ART: Acrylic 1
FEATURED in Image Writing
7 December 2012.
FEATURED in African Art and Photography
8 December 2012.
FEATURED in Artists Universe
4 Jan. 2013.
FEATURED in This & That
19 June 2013.
Tienie Pritchard, certainly one of the most prominent sculptors in South Africa, became renowned for his monumental public commissions, nationally as well as internationally.
Tienie is primarily known as a sculptor of the nude, and although he prefers the female form, he also loves sculpting the male nude. His preference for the female nude is based on the fact that the female form is better suited to his smooth polished finishes and subtle modeling technique, as opposed to the over emphasized anatomy that Michael Angelo and many of his followers sculpted. He is also intrigued by the ancient female role of goddess, priestess or sorceress – a phenomenon that vanished in modern times.
The sculpture depicts a slave market somewhere in the Orient round about 1800, where an Arab slave trader puts his ware up for sale. His target market is the Sultans, who bought female slaves for their harems, to serve as concubines or who might be lucky enough to become one of his wives. The women are from different nations and races – Muslim society was not race or colour conscious. The women differ further in age and physique. They are real people from different walks of life, captured and carried away from their homes and loved ones. They are all resigned to their fate, inwardly battling the humiliation, hurt and shame. Although they are sharing the same predicament, everyone’s attention is turned inwardly, each one solitary in the contemplation of her own sorrow. The standing girl is the youngest and the prime exhibit of the day. She is from Abyssinian origin, a firm favourite under slave traders because of their women’s reputed beauty. Abyssinian slaves were much sought after and fetched high prices.
Tienie Pritchard was born in 1938 in the small town of Soekmekaar in the Northern Province. He attended Pietersburg Primary School and matriculated at Pietersburg Hoërskool. After school he started a career as public servant for the Department of Social Welfare, where he worked for 10 years. During all those early years, he spent every spare minute of his time with his first love – sketching and painting.

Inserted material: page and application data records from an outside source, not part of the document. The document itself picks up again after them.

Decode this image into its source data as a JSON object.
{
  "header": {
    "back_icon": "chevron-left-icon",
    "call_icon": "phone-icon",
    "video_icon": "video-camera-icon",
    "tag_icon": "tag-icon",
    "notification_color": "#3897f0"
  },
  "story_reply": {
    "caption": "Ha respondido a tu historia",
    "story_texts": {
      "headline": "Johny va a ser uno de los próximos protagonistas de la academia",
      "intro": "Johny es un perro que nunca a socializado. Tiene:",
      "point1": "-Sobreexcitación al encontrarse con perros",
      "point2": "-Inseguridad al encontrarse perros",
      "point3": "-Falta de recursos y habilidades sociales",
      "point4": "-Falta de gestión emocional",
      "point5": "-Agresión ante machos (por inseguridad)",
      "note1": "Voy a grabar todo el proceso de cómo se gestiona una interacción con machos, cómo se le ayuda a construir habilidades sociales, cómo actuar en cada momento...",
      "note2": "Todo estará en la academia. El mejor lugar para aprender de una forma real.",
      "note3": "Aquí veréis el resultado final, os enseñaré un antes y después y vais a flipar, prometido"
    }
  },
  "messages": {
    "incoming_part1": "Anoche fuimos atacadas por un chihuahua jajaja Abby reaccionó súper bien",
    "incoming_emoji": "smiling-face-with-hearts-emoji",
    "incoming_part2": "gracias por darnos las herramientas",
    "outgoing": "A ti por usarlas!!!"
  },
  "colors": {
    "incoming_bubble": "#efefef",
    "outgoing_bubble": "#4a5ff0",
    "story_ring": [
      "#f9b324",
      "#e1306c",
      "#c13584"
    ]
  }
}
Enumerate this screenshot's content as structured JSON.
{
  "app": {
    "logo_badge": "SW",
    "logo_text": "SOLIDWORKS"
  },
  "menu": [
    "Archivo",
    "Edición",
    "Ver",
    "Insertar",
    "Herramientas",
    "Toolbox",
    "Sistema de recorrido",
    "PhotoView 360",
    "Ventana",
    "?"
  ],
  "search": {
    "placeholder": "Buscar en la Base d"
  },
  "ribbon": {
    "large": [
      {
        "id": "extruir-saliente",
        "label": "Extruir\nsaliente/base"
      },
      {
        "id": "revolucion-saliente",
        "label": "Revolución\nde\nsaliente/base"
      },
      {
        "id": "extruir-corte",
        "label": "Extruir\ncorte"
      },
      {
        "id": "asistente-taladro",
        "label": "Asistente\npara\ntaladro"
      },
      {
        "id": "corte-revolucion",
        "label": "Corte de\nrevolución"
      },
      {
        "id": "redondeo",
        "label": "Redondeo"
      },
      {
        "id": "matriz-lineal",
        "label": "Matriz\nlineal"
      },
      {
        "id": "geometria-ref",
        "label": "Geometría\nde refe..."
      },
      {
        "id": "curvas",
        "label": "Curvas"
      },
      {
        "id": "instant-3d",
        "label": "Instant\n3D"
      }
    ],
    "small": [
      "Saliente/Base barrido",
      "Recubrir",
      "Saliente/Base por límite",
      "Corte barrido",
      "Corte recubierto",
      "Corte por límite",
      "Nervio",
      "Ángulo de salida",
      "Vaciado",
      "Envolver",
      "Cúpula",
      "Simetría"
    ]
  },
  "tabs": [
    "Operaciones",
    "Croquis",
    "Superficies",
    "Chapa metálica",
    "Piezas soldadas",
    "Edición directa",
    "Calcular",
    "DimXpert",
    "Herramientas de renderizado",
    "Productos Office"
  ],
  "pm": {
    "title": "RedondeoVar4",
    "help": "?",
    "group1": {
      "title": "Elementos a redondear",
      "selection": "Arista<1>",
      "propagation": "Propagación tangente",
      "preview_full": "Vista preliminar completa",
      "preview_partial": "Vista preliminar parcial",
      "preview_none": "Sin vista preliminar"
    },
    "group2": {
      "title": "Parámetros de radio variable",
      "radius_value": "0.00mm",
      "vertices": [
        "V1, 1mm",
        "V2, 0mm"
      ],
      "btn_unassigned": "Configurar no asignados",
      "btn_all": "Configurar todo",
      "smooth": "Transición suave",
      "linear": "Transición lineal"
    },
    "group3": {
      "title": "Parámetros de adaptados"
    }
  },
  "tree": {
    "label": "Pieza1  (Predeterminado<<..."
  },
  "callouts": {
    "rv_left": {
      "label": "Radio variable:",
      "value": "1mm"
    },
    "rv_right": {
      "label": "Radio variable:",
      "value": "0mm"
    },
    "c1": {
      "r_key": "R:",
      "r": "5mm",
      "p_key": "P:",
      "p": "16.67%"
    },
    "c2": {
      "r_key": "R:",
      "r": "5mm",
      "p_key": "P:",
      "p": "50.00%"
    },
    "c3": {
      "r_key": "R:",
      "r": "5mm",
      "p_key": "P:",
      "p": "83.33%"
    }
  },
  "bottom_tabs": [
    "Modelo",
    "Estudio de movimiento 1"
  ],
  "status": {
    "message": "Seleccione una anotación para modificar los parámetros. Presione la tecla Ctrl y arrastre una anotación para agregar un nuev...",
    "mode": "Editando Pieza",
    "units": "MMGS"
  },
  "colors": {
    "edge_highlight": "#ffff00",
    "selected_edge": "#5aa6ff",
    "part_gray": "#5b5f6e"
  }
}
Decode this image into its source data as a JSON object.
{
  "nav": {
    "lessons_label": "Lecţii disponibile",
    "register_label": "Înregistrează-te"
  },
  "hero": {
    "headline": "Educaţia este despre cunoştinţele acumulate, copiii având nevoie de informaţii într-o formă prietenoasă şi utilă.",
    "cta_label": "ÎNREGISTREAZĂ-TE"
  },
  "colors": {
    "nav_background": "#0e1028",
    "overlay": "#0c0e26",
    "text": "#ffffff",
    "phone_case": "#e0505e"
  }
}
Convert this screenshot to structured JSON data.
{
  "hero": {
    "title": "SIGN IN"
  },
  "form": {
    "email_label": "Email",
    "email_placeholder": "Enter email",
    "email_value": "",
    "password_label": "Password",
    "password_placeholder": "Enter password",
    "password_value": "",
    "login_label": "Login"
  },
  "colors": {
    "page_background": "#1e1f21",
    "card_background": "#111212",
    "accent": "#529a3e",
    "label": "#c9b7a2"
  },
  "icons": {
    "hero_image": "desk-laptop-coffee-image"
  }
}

To read more about the Tienie Pritchard Museum, click here
I surely think it is worth a visit!
My acrylic painting (after the sculpture of Tienie Pritchard) was done on canvas. The original is framed and for sale.